─── Available data

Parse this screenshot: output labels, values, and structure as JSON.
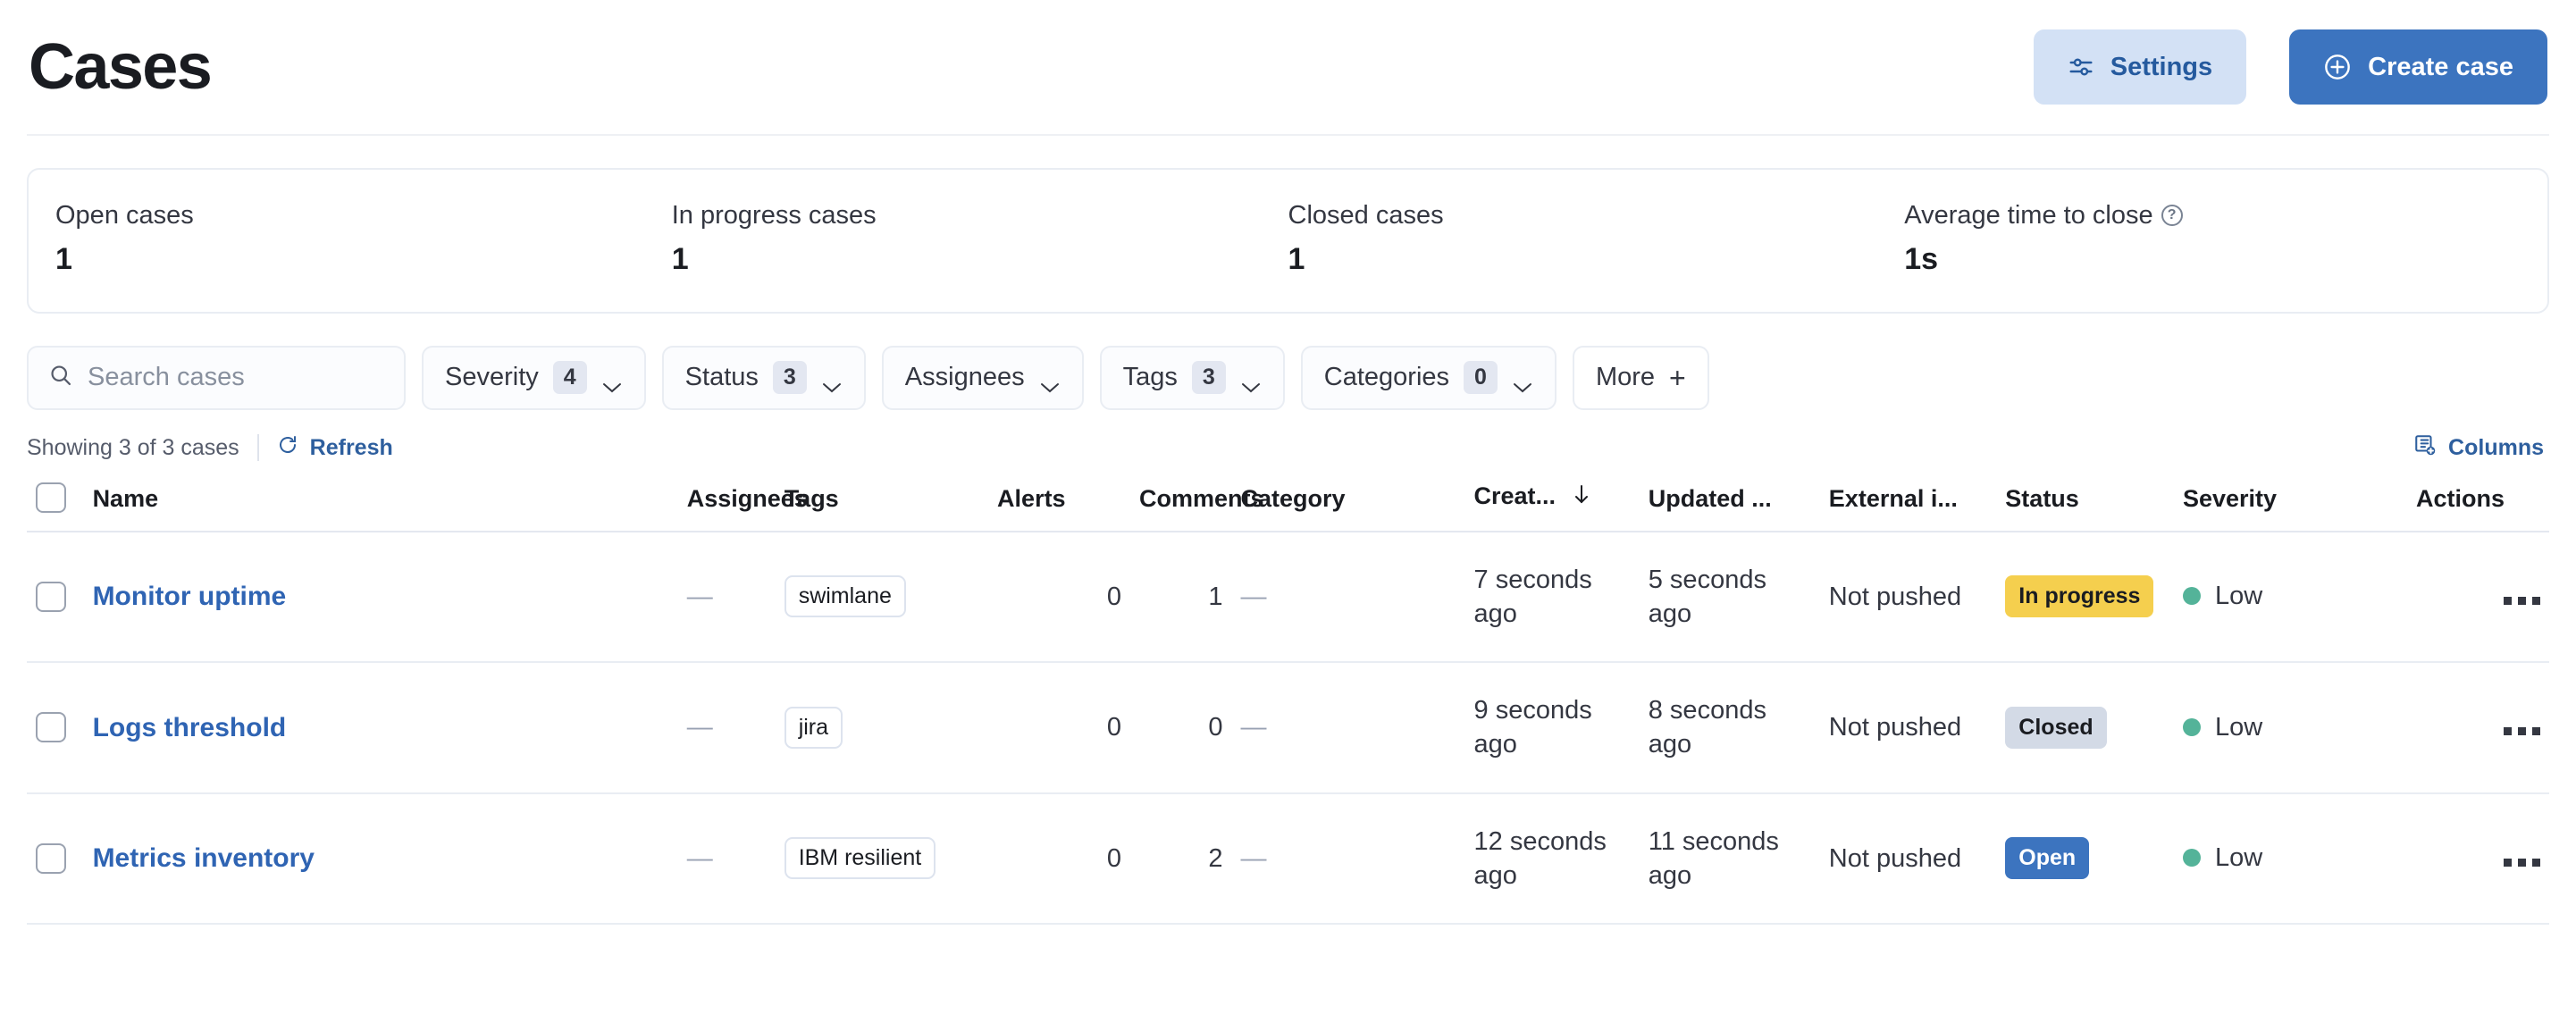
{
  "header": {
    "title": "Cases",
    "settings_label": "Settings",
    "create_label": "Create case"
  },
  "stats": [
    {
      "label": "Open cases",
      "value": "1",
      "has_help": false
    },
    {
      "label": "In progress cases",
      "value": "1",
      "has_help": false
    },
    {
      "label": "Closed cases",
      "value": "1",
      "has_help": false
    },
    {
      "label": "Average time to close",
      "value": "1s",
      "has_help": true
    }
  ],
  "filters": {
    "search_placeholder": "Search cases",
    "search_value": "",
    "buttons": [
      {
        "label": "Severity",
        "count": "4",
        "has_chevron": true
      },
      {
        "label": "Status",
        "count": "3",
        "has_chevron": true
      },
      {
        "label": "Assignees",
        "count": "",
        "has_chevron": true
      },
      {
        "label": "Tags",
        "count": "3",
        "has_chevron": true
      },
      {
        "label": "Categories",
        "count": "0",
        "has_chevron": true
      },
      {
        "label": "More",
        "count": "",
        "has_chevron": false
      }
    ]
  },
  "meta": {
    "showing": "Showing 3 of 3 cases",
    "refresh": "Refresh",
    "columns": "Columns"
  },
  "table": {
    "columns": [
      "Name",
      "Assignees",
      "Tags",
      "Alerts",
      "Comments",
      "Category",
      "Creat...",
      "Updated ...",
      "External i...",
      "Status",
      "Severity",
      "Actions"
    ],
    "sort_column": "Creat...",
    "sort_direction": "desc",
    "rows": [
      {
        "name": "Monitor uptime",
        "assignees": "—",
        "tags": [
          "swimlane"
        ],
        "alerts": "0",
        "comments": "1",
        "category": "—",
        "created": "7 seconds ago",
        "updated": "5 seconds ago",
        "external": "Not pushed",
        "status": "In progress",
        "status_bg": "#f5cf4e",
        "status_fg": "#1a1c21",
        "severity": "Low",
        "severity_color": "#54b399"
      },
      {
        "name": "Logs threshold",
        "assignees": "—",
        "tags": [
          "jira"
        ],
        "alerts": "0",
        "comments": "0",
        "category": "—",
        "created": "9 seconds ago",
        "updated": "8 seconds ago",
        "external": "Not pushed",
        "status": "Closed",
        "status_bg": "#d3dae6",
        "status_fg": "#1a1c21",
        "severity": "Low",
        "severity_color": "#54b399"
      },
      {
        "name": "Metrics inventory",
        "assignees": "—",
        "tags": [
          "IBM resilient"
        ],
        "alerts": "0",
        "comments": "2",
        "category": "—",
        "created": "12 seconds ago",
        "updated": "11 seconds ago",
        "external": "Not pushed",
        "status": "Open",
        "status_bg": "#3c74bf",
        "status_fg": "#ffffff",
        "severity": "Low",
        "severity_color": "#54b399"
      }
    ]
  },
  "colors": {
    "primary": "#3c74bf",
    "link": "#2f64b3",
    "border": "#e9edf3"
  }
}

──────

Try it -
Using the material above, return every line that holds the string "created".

Answer for the task -
        "created": "7 seconds ago",
        "created": "9 seconds ago",
        "created": "12 seconds ago",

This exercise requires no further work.